#### Exercise goal
Here is a block of records. Copy every one of them exactly.

#### Source data

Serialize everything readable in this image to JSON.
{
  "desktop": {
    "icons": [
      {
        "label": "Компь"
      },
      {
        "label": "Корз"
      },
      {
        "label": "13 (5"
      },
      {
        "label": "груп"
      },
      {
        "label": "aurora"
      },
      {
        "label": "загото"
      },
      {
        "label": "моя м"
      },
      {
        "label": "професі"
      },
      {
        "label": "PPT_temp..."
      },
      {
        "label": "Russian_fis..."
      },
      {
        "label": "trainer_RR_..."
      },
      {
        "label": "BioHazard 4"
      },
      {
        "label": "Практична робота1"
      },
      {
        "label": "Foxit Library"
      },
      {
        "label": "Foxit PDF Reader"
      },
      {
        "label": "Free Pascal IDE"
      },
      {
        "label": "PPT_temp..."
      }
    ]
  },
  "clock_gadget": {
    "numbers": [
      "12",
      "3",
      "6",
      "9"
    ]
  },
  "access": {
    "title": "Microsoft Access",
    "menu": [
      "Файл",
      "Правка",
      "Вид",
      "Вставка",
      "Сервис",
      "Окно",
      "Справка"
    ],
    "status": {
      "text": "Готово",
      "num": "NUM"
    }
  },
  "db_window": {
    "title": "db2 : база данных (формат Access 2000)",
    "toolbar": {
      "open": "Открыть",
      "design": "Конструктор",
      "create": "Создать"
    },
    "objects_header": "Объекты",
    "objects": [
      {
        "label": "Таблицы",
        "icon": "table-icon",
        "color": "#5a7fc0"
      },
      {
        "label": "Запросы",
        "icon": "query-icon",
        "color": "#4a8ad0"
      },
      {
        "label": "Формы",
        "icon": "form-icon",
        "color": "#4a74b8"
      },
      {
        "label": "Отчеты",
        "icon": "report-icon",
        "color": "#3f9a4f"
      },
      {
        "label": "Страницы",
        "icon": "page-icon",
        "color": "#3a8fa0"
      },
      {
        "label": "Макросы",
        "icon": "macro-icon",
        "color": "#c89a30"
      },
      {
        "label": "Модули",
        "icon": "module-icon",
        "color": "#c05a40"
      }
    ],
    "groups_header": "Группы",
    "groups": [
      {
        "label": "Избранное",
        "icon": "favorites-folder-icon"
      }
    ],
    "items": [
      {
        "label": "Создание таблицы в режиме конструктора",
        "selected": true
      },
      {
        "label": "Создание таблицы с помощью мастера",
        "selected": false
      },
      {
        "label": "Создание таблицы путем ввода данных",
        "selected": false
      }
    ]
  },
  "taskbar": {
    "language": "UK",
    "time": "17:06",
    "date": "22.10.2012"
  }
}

#### Exercise response
Serialize everything readable in this image to JSON.
{
  "desktop": {
    "icons": [
      {
        "label": "Компь"
      },
      {
        "label": "Корз"
      },
      {
        "label": "13 (5"
      },
      {
        "label": "груп"
      },
      {
        "label": "aurora"
      },
      {
        "label": "загото"
      },
      {
        "label": "моя м"
      },
      {
        "label": "професі"
      },
      {
        "label": "PPT_temp..."
      },
      {
        "label": "Russian_fis..."
      },
      {
        "label": "trainer_RR_..."
      },
      {
        "label": "BioHazard 4"
      },
      {
        "label": "Практична робота1"
      },
      {
        "label": "Foxit Library"
      },
      {
        "label": "Foxit PDF Reader"
      },
      {
        "label": "Free Pascal IDE"
      },
      {
        "label": "PPT_temp..."
      }
    ]
  },
  "clock_gadget": {
    "numbers": [
      "12",
      "3",
      "6",
      "9"
    ]
  },
  "access": {
    "title": "Microsoft Access",
    "menu": [
      "Файл",
      "Правка",
      "Вид",
      "Вставка",
      "Сервис",
      "Окно",
      "Справка"
    ],
    "status": {
      "text": "Готово",
      "num": "NUM"
    }
  },
  "db_window": {
    "title": "db2 : база данных (формат Access 2000)",
    "toolbar": {
      "open": "Открыть",
      "design": "Конструктор",
      "create": "Создать"
    },
    "objects_header": "Объекты",
    "objects": [
      {
        "label": "Таблицы",
        "icon": "table-icon",
        "color": "#5a7fc0"
      },
      {
        "label": "Запросы",
        "icon": "query-icon",
        "color": "#4a8ad0"
      },
      {
        "label": "Формы",
        "icon": "form-icon",
        "color": "#4a74b8"
      },
      {
        "label": "Отчеты",
        "icon": "report-icon",
        "color": "#3f9a4f"
      },
      {
        "label": "Страницы",
        "icon": "page-icon",
        "color": "#3a8fa0"
      },
      {
        "label": "Макросы",
        "icon": "macro-icon",
        "color": "#c89a30"
      },
      {
        "label": "Модули",
        "icon": "module-icon",
        "color": "#c05a40"
      }
    ],
    "groups_header": "Группы",
    "groups": [
      {
        "label": "Избранное",
        "icon": "favorites-folder-icon"
      }
    ],
    "items": [
      {
        "label": "Создание таблицы в режиме конструктора",
        "selected": true
      },
      {
        "label": "Создание таблицы с помощью мастера",
        "selected": false
      },
      {
        "label": "Создание таблицы путем ввода данных",
        "selected": false
      }
    ]
  },
  "taskbar": {
    "language": "UK",
    "time": "17:06",
    "date": "22.10.2012"
  }
}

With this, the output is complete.